                                “AHCC” Gains Acceptance in the U.S.
                              Reducing side-effects of chemotherapy and helping induce remission
                                                                       By Dr. Debbie Bemis

                            Currently based at the Ludwig Institute for Cancer Research, Dr. Bemis was involved in
                            nutraceutical research in her previous position as a scientist at the Columbia-Presbyterian
                            Medical Center. She is an associate member of the American Association for Cancer Research
                            and a member of the AHCC Research Association to which she contributed this article.

Have you ever talked to your doctor about using nutritional supplements as a part of your treatment regimen or post-
therapy? If so, then chances are that you were discouraged from using them. But now, an innovative biotechnology
company from Japan is working to change that by making the case to mainstream U.S. physicians that these natural
compounds should be used alongside pharmaceutical drugs during treatment and for managing remissions post-therapy.

One on Japan’s most widely-used nutraceuticals targeting cancer is Active Hexose Correlated Compound, known
commonly as “AHCC”. A fermented extract produced from the mycelium of hybridized medicinal mushrooms
grown in the extract of rice bran, AHCC been shown to significantly improve the immune system by increasing the
production of the body’s “killer cells”, whose function is to destroy abnormal cells and invading organisms in the body.

Currently used in over 700 clinics throughout Asia, AHCC has gained wide acceptance due to the volume of research
devoted to its applications. As the subject of over 100 research papers from the world’s leading research centers,
AHCC has been studied at prestigious U.S. institutions such as the UC Davis Cancer Center, Columbia Presbyterian
Medical Center, the Yale School of Medicine and the Harvard-affiliated Brigham and Women’s Hospital, among others.

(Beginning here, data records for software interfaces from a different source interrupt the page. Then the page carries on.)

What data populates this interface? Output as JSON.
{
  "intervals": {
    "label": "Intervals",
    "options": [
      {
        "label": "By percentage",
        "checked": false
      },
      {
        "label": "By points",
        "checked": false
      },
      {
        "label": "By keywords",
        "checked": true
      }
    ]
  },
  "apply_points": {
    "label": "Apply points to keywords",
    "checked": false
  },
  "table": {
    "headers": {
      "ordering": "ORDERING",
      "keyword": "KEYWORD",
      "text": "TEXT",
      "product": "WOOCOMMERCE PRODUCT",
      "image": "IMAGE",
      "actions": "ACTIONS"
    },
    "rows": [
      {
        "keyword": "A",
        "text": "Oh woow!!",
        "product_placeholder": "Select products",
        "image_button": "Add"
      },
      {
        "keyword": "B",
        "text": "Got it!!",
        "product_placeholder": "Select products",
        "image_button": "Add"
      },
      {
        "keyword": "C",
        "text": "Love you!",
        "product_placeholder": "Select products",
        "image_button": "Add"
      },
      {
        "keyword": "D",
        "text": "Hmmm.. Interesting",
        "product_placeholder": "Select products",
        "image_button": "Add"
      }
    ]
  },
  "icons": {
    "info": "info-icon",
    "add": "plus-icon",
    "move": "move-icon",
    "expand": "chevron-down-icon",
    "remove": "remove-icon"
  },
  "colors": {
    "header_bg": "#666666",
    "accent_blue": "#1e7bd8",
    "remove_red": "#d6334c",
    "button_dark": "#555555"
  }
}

The most important factor driving the acceptance of AHCC at cancer clinics has been its impact on reducing the side-
effects of chemotherapy. AHCC has been shown to help reverse the suppression of immunity (that results from
cytotoxic chemotherapy treatments) by significantly raising patients’ white blood cell counts, as well as contribute
to the prevention of chemically induced alopecia (hair loss), the reduction of nausea and vomiting and the protection
of the bone marrow (by helping prevent myelo-supression and anemia, which contribute to the patient’s fatigue).

Numerous animal studies and a few human clinical trials have also been conducted to measure the effect of AHCC on tumor
mass, tumor growth and metastasis. While the results from animal models have been very promising, more clinical trials are
needed. However, in one landmark study of 269 post-surgical liver cancer patients, the group taking AHCC (113 patients)
showed a 14% higher rate of survival than those in the placebo group (156 patients). More importantly, only 49% of the
patients in the AHCC group had recurrence of cancer compared to 67% in the control group (the results were statistically
significant).

In his book on AHCC, Dr. Dan Kenner who extensively studied this compound writes that the “data from the treatment of
over 100,000 patients with various types of cancer has shown that 60% of the patients have benefited to some degree and
many have found it effective enough to induce remission”. In spite of these impressive results, AHCC should not be perceived
as a “magic pill” – rather it is a complementary cancer therapy to be used alongside pharmaceuticals as a part of a holistic
approach to cancer care.


   For more information on AHCC, please contact Quality of Life at 877-937-2422 or via email at info@AHCCResearch.com.


                               This article was submitted and sponsored by the AHCC Research Association